This spell of bad weather has highlighted a number of phenomena created by natural forces.
But one of the more unusual is sea foam, which our photographer Jane Coltman filmed at Alnmouth this morning. The froth has been whipped up by the rough sea and the high winds have then gone to work, making the bank of foam look like a shimmering jelly.
According to Wikipedia, sea foam or spume is 'created by the agitation of seawater, particularly when it contains higher concentrations of dissolved organic matter (including proteins, lignins and lipids) derived from sources such as the offshore breakdown of algal blooms. These compounds can act as surfactants or foaming agents. As the seawater is churned by breaking waves in the surf zone adjacent to the shore, the presence of these surfactants under these turbulent conditions traps air, forming persistent bubbles that stick to each other through surface tension.

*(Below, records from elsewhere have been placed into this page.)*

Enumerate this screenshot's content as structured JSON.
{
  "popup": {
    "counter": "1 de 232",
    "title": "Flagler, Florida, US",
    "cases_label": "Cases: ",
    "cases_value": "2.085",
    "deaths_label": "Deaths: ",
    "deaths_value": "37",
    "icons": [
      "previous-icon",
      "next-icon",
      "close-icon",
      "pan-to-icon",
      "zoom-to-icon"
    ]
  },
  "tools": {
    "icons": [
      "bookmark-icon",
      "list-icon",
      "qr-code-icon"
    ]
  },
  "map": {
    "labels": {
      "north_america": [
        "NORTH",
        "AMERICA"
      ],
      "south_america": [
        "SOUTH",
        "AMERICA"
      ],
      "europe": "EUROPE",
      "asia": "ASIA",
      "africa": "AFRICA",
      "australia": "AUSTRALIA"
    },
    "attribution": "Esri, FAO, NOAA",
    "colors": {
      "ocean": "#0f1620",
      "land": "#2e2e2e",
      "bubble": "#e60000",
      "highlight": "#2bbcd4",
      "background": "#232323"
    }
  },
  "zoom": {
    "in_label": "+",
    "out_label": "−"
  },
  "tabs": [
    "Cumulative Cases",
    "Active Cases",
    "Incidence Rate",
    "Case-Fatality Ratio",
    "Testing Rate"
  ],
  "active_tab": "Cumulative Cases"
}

Due to its low density and persistence, foam can be blown by strong on-shore winds from the beach-face inland.'